A closer look at the company’s savings breakdown shows that this ad is predicated on the assumption that someone living in a D.C. studio apartment will pay $1,795 for the apartment, plus $240 a month for a housekeeper and $110 for utilities, among other costs (none of which are even close to true for this reporter, even during the summer’s sweatiest months when the air conditioning is on full-blast). The same is true for its calculation of what it costs to share a Craigslist apartment with friends, which it estimates will run a tenant $1,610 per month in D.C. 

A spokesperson for Common told City Paper that the company calculates competitors’ pricing by looking at average rents in the surrounding neighborhood, as advertised on Craigslist and other apartment listing services, and that it compares amenities like housekeeping because that’s what is included in its “membership.” Its housekeeping staff are all full-time employees, the spokesperson said.  

To be sure, the company furnishes its apartments down to a T, providing even kitchen appliances and dishware. Like OSLO’s apartments, Common units have modern, open concept floor plans with low-profile sofas. Both love the ubiquitous fiddle-leaf fig trees.

Common Richardson, as it’s called, doesn’t offer indoor communal lounge areas where residents of different units can intermingle, like a rec room or business center. But it does furnish each floor of every apartment with a plush sectional and flatscreen with Roku hookup, as well as offer a large outdoor deck with grills for residents to use, though the building isn’t pet friendly, aside from service animals. 

Unlike OSLO, Common doesn’t facilitate roommate meet-ups before they move in, or ask prospective tenants to fill out a questionnaire before visiting the property. But as City Paper’s guide pointed out, co-living spaces are “self-selecting”––it’s unlikely an introvert with little desire to live alongside a pack of five roommates will apply to do just that.

“Living at Common means you’re always invited and never obligated,” the company’s website advertises.
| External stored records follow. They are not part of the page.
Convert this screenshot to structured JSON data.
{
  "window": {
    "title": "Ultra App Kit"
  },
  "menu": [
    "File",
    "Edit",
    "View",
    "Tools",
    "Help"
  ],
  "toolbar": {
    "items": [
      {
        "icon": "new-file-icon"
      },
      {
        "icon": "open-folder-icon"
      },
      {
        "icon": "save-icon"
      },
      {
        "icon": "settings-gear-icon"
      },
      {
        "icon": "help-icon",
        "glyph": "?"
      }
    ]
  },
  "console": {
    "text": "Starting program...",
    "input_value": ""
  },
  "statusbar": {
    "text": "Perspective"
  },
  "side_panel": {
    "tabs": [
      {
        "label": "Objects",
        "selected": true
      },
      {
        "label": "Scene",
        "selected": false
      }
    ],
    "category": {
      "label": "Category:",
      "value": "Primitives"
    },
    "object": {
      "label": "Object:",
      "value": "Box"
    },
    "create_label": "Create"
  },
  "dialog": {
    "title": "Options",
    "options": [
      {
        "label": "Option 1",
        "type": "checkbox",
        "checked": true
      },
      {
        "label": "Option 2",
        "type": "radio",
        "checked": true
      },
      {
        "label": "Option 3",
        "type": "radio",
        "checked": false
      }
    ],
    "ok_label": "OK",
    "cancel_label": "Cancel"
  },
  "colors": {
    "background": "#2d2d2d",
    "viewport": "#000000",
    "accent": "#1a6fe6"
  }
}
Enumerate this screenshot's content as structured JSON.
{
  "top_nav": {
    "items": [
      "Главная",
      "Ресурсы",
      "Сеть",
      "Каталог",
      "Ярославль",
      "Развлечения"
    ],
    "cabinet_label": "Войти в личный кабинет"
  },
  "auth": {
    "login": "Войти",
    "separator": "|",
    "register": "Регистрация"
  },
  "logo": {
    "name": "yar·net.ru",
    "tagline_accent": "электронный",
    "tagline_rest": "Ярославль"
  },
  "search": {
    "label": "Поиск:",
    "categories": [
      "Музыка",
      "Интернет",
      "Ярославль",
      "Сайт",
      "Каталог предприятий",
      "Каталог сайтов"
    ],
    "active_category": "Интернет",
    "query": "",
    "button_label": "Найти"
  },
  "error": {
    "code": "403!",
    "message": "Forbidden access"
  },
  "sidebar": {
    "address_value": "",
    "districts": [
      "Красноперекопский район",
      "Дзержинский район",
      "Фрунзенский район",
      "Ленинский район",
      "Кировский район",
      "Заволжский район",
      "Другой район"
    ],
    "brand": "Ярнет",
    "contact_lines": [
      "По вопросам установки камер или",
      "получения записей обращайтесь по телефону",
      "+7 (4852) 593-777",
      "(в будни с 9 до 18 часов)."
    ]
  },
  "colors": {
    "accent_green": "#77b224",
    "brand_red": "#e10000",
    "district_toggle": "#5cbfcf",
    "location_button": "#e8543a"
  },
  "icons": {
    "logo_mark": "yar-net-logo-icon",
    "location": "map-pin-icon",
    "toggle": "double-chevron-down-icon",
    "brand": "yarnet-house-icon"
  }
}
For millennials, a camera-worthy pad and crew of suitemates is a mere $350 move-in fee away.